Tinnitus is defined as the false awareness of a sound in the absence of any acoustic stimulus, or a sonic presence that is phantom. People placed into total, external silence will sometimes experience tinnitus, along with those who have it due to some trauma or unknown cause. We are in a cultural listening vacuum of silence and are hearing idiomatic phantoms that we deem musical. The trauma of pop music in this century has been like an explosion that has left us with ears ringing, and we seek to identify the awareness of what we falsely hear. If there is an unknown cause for why "alt.country" is a phantom sound, it's that we are listening to existing cultural sine waves that do not come from extant musical ones.

Yes, yes, Uncle Tupelo was a band of kids playing cowboys and hipsters that led to Wilco and Son Volt and other flannel-underwear music. No Depression magazine probably started it all by organizing various and incompatible critics and artists under one rubric. It has since retreated to a virtual presence only, which makes perfect sense for a magazine unable to cure its cultural tinnitus with real ink spilled upon one revisionist idea after the other.
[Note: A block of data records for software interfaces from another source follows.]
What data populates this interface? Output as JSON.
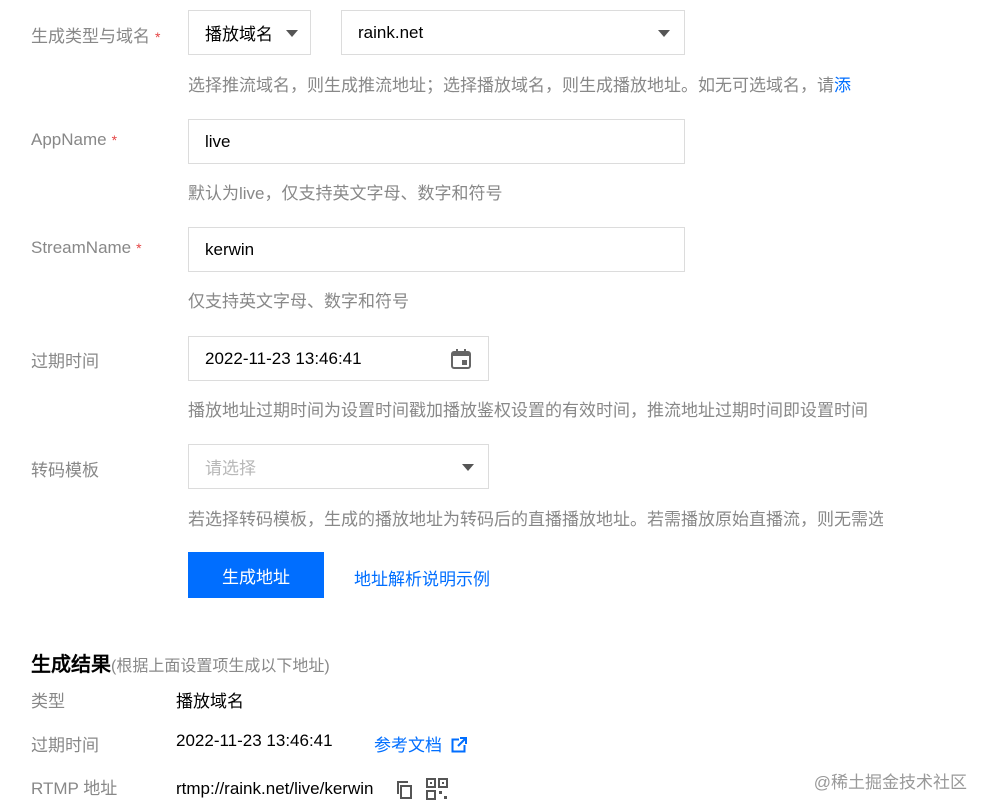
{
  "form": {
    "domain": {
      "label": "生成类型与域名",
      "required": "*",
      "type_value": "播放域名",
      "domain_value": "raink.net",
      "hint": "选择推流域名，则生成推流地址；选择播放域名，则生成播放地址。如无可选域名，请",
      "hint_link": "添"
    },
    "app_name": {
      "label": "AppName",
      "required": "*",
      "value": "live",
      "hint": "默认为live，仅支持英文字母、数字和符号"
    },
    "stream_name": {
      "label": "StreamName",
      "required": "*",
      "value": "kerwin",
      "hint": "仅支持英文字母、数字和符号"
    },
    "expire": {
      "label": "过期时间",
      "value": "2022-11-23 13:46:41",
      "hint": "播放地址过期时间为设置时间戳加播放鉴权设置的有效时间，推流地址过期时间即设置时间"
    },
    "transcode": {
      "label": "转码模板",
      "placeholder": "请选择",
      "hint": "若选择转码模板，生成的播放地址为转码后的直播播放地址。若需播放原始直播流，则无需选择"
    },
    "generate_button": "生成地址",
    "help_link": "地址解析说明示例"
  },
  "result": {
    "title": "生成结果",
    "subtitle": "(根据上面设置项生成以下地址)",
    "rows": {
      "type_label": "类型",
      "type_value": "播放域名",
      "expire_label": "过期时间",
      "expire_value": "2022-11-23 13:46:41",
      "doc_link": "参考文档",
      "rtmp_label": "RTMP 地址",
      "rtmp_value": "rtmp://raink.net/live/kerwin"
    }
  },
  "watermark": "@稀土掘金技术社区",
  "colors": {
    "accent": "#006eff",
    "required": "#e54545",
    "muted": "#888888",
    "border": "#dcdcdc"
  }
}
Old Roots, New Routes'essayists frequently drive definitions of alt.country that are cultural, not musical, and careen easily around questions of generational perspectives ("much alt.country, like other 1990s retro movements, wanted to be about the boomer dead end of a self-proclaimed youth culture aging gracelessly by refusing to admit that youth's window has been slammed shut"). They also wind up in the ditch on the tiresome subject of authenticity: "the alt.country genre and its 'authenticity' are often defined by the genre's shifting position on the urban-rural axis." In an attempt to find traction, an essayist pops the clutch with "alt.country's songwriters often denigrate mainstream country." The problem is that this book is an academic colonization of a perceived sort of music, even if there isn't any one kind of music contained within this ghost idiom, and it does so by virtue of wonderful but nonmusical definitions related more to the perception of the would-be ideal music than any real thing.
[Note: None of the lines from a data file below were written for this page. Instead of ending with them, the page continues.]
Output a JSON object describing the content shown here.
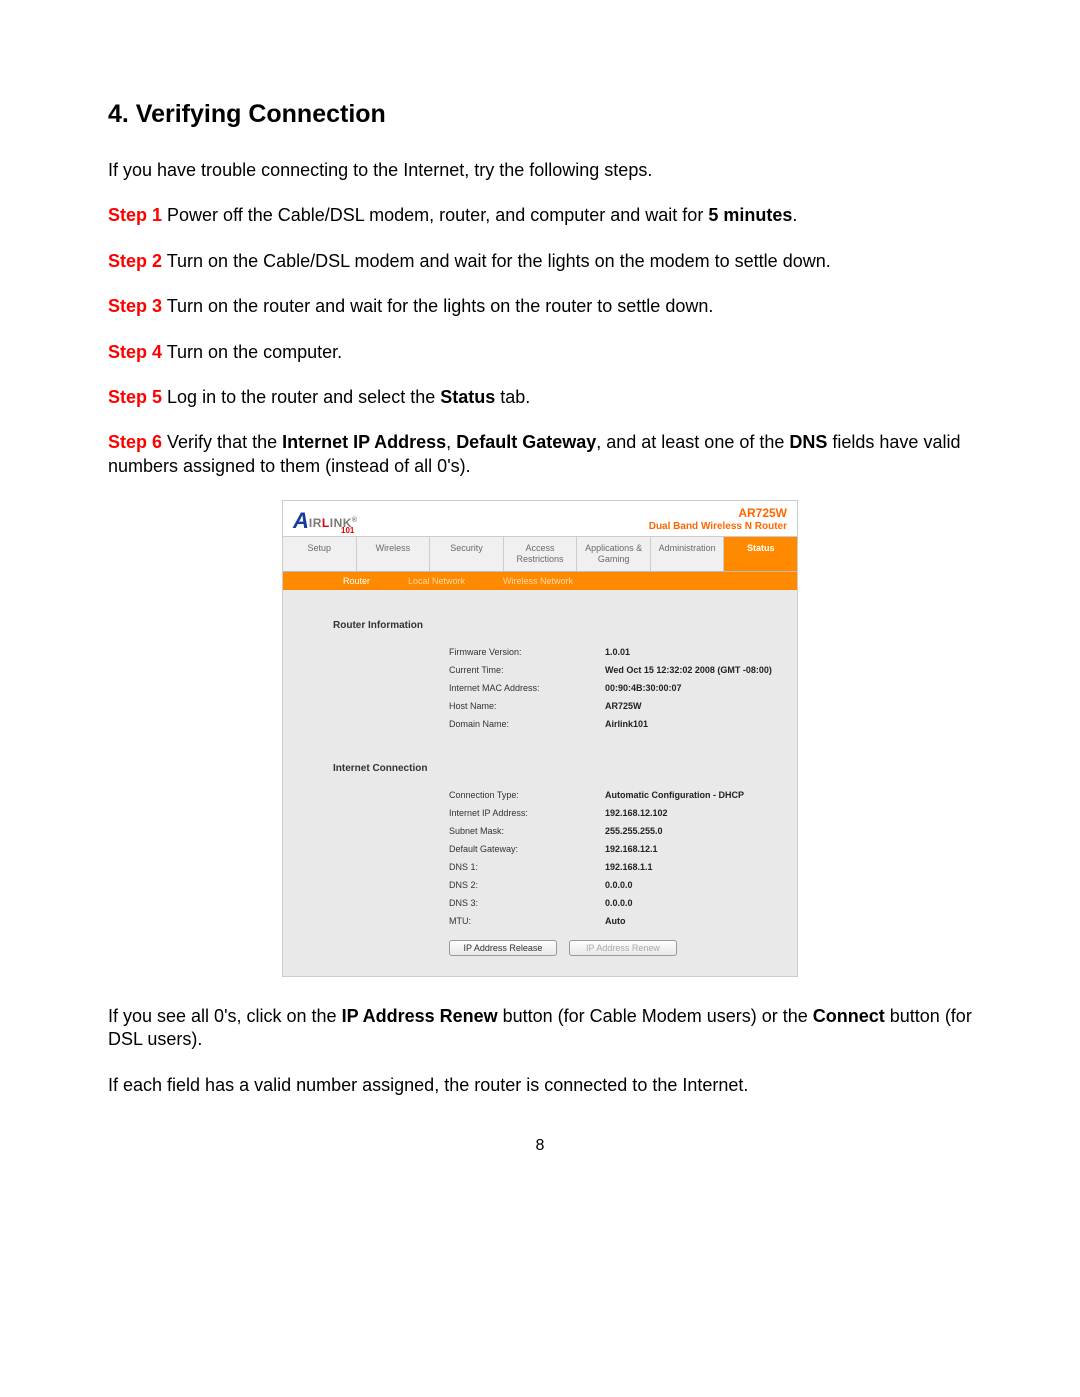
{
  "heading": "4. Verifying Connection",
  "intro": "If you have trouble connecting to the Internet, try the following steps.",
  "steps": {
    "s1": {
      "label": "Step 1",
      "text_a": " Power off the Cable/DSL modem, router, and computer and wait for ",
      "bold": "5 minutes",
      "text_b": "."
    },
    "s2": {
      "label": "Step 2",
      "text": " Turn on the Cable/DSL modem and wait for the lights on the modem to settle down."
    },
    "s3": {
      "label": "Step 3",
      "text": " Turn on the router and wait for the lights on the router to settle down."
    },
    "s4": {
      "label": "Step 4",
      "text": " Turn on the computer."
    },
    "s5": {
      "label": "Step 5",
      "text_a": " Log in to the router and select the ",
      "bold": "Status",
      "text_b": " tab."
    },
    "s6": {
      "label": "Step 6",
      "t1": " Verify that the ",
      "b1": "Internet IP Address",
      "t2": ", ",
      "b2": "Default Gateway",
      "t3": ", and at least one of the ",
      "b3": "DNS",
      "t4": " fields have valid numbers assigned to them (instead of all 0's)."
    }
  },
  "after1": {
    "t1": "If you see all 0's, click on the ",
    "b1": "IP Address Renew",
    "t2": " button (for Cable Modem users) or the ",
    "b2": "Connect",
    "t3": " button (for DSL users)."
  },
  "after2": "If each field has a valid number assigned, the router is connected to the Internet.",
  "page_number": "8",
  "router": {
    "logo": {
      "a": "A",
      "text1": "IR",
      "text2": "L",
      "text3": "INK",
      "sub": "101",
      "reg": "®"
    },
    "model": "AR725W",
    "model_desc": "Dual Band Wireless N Router",
    "maintabs": [
      "Setup",
      "Wireless",
      "Security",
      "Access Restrictions",
      "Applications & Gaming",
      "Administration",
      "Status"
    ],
    "maintab_active_index": 6,
    "subtabs": [
      "Router",
      "Local Network",
      "Wireless Network"
    ],
    "subtab_active_index": 0,
    "sections": {
      "router_info": {
        "title": "Router Information",
        "rows": [
          {
            "label": "Firmware Version:",
            "value": "1.0.01"
          },
          {
            "label": "Current Time:",
            "value": "Wed Oct 15 12:32:02 2008 (GMT -08:00)"
          },
          {
            "label": "Internet MAC Address:",
            "value": "00:90:4B:30:00:07"
          },
          {
            "label": "Host Name:",
            "value": "AR725W"
          },
          {
            "label": "Domain Name:",
            "value": "Airlink101"
          }
        ]
      },
      "internet": {
        "title": "Internet Connection",
        "rows": [
          {
            "label": "Connection Type:",
            "value": "Automatic Configuration - DHCP"
          },
          {
            "label": "Internet IP Address:",
            "value": "192.168.12.102"
          },
          {
            "label": "Subnet Mask:",
            "value": "255.255.255.0"
          },
          {
            "label": "Default Gateway:",
            "value": "192.168.12.1"
          },
          {
            "label": "DNS 1:",
            "value": "192.168.1.1"
          },
          {
            "label": "DNS 2:",
            "value": "0.0.0.0"
          },
          {
            "label": "DNS 3:",
            "value": "0.0.0.0"
          },
          {
            "label": "MTU:",
            "value": "Auto"
          }
        ]
      }
    },
    "buttons": {
      "release": "IP Address Release",
      "renew": "IP Address Renew"
    }
  }
}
As a work within the area of cultural studies, Old Roots,New Routes is entirely satisfactory. All of the writers are quite brilliant, each in their own chosen field of inquiry, but none come to a definitive consensus regarding the subject category of music. The artists chosen for examination are very predictable (from Son Volt to the Dixie Chicks, neither having much in common except perhaps a penchant to be pop-oriented while disavowing its disabling superficiality) and yet there is not one index entry for Jack White, whose work at some points in its exciting evolution probably comes close to what this book hopes to find.
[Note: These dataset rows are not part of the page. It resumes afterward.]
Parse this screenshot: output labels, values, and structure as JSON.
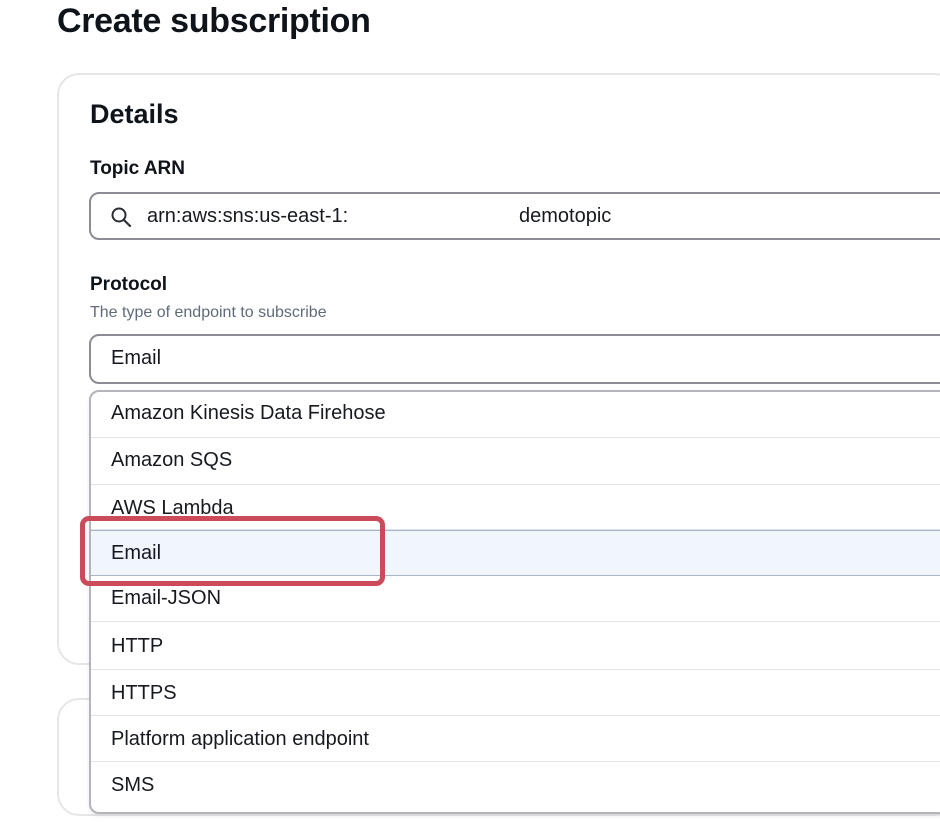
{
  "page": {
    "title": "Create subscription"
  },
  "details": {
    "title": "Details",
    "topic_arn": {
      "label": "Topic ARN",
      "value_prefix": "arn:aws:sns:us-east-1:",
      "value_topic": "demotopic",
      "icon": "search-icon"
    },
    "protocol": {
      "label": "Protocol",
      "description": "The type of endpoint to subscribe",
      "selected": "Email",
      "options": [
        "Amazon Kinesis Data Firehose",
        "Amazon SQS",
        "AWS Lambda",
        "Email",
        "Email-JSON",
        "HTTP",
        "HTTPS",
        "Platform application endpoint",
        "SMS"
      ]
    }
  },
  "colors": {
    "highlight": "#cc4b5a",
    "selected_option_bg": "#f1f6fc",
    "input_border": "#8c8c94"
  }
}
We all know by now that No Depression, the signature eponym for music of the kind that is never defined in this text or anywhere else for that matter, comes from the Carter Family songbook. A.P. Carter would enjoy knowing that his song catching resulted in a younger generation looking for what he found in the hills and brought to the city. But the myth of the hill country, and the severe reality of the city, do not combine musically except in a virtual world where there are cultural identities that some, like the writers in this book, prefer to consider to be music and not merely startling ways of behaving that do define a new generation that is not lost but merely just not there.